Obviously your Total T3 is terribly low. I expect that the biologically active thyroid hormone Free T3 is also way too low and is the cause for you feeling so bad. Hypothyroidism is correctly defined as "insufficient T3 effect in tissue throughout the body due to inadequate supply of, or response to thyroid hormone". So it is the "TISSUE T3 EFFECT" that determines your thyroid status. Insufficient TISSUE T3 EFFECT results in hypothyroid symptoms.
Most doctors only prescribe T4 meds on the belief that T4 always converts to T3 as needed. Scientific studies have shown this to be incorrect. Studies have also shown that in order to get Free T3 to mid-range or slightly above, as needed by most hypo patients, required T4 doses adequate to drive Free T4 to the top of the range or above. Doctors are reluctant to do this because of their fear that the attendant suppressed TSH means hyperthyroidism so they want to reduce the med dosage.
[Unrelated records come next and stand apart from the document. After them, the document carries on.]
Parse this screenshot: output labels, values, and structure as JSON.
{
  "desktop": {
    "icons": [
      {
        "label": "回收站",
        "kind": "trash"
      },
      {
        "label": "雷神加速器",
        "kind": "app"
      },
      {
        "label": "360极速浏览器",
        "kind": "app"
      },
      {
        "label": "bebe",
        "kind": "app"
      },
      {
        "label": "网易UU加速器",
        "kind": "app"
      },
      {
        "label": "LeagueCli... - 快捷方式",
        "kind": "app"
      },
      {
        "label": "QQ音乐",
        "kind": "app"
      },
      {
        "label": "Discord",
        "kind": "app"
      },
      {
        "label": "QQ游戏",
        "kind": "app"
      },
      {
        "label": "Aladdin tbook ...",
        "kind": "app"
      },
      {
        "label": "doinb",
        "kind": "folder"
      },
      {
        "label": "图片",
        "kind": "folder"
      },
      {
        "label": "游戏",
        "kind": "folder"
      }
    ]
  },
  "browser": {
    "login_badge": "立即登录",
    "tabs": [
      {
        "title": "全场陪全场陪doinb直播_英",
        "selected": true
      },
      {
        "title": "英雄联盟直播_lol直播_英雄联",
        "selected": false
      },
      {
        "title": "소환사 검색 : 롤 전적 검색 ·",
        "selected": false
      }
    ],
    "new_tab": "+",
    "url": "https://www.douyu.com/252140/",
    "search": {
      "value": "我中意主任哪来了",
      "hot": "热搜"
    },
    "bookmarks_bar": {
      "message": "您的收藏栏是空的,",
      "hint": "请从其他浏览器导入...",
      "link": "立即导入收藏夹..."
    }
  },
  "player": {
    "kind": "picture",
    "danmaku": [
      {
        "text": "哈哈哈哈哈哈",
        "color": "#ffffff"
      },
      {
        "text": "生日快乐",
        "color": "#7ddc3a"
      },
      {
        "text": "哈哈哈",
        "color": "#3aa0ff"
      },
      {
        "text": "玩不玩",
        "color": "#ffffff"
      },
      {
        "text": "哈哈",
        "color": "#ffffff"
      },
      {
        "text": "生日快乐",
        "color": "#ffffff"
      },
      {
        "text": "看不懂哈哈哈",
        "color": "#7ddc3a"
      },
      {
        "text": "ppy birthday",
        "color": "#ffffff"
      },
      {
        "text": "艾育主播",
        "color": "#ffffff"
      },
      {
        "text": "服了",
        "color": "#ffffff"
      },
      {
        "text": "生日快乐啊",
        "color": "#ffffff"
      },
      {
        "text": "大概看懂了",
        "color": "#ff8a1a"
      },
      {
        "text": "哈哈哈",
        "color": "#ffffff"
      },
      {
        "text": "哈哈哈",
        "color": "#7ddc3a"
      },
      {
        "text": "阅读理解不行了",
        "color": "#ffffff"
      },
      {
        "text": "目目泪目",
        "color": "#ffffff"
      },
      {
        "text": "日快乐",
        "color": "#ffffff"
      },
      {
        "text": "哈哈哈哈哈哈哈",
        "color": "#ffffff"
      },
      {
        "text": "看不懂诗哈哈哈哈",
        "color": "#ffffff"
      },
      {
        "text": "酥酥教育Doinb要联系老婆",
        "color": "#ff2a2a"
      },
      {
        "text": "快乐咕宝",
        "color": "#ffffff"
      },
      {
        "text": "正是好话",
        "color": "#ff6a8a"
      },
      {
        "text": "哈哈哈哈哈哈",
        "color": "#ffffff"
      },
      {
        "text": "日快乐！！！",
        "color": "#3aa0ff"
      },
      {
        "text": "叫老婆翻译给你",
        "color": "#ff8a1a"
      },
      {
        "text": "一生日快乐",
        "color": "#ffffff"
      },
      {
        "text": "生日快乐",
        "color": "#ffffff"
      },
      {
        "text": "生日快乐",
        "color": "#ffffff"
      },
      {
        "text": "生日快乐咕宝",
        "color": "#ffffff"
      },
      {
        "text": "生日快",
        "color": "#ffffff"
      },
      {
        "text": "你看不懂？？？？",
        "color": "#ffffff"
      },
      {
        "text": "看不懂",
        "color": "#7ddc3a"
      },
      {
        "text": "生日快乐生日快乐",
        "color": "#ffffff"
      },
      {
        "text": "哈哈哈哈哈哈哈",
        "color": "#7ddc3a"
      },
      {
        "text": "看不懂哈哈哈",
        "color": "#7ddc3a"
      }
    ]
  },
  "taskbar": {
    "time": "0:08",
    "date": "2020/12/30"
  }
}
All this is very wrong.
A good thyroid doctor will treat a hypothyroid patient clinically, by testing and adjusting Free T4 and Free T3 (not Total T3) as needed to relieve symptoms, without being influenced by resultant TSH levels. Symptom relief should be all important, not just test results, and especially not TSH. If you want to confirm what I have said, just click on my name and then scroll down to my Journal and read at least the one page Overview of a full paper on Diagnosis and Treatment of Hypothyroidism: A Patient's Perspective.
What dose of T4 were you prescribed? The doctor is correct that it will be weeks before the T4 med has any significant effect. That is because the half-life of T4 is about one week. That means it will be 5 weeks before the T4 reaches over 95% of its final effect on serum T4 levels. Even then it is unlikely that your Free T3 will be adequate to relieve your symptoms. So, if it were me I would ask the doctor to add some T3 med to your dosage. T3 has a half life of less than a day, so you would get some relief much sooner if the doctor gave you an adequate dose of T3 med.
Along with that I would ask the doctor if he is willing to treat clinically, as described, rather than based on TSH levels? For the long term, also ask if the doctor is willing to prescribe T3 meds like NatureThroid and Armour Thyroid and Cytomel. If either answer is not, then you will need to find a good thyroid doctor that will do so.
Also, don't forget the importance of Vitamin D, B12 and ferritin. You should ask for those to be tested also, so you can supplement as needed to optimize.
D should be at least 50 ng/mL, B12 in the upper part of its range, and ferritin should be at least 100.
I said same thing "why" did they delay giving my thyroid meds after my thyroidectomy ....I feel this is to blame for my hideous legs pains....regret not the word for how I feel. I hope you feel better soon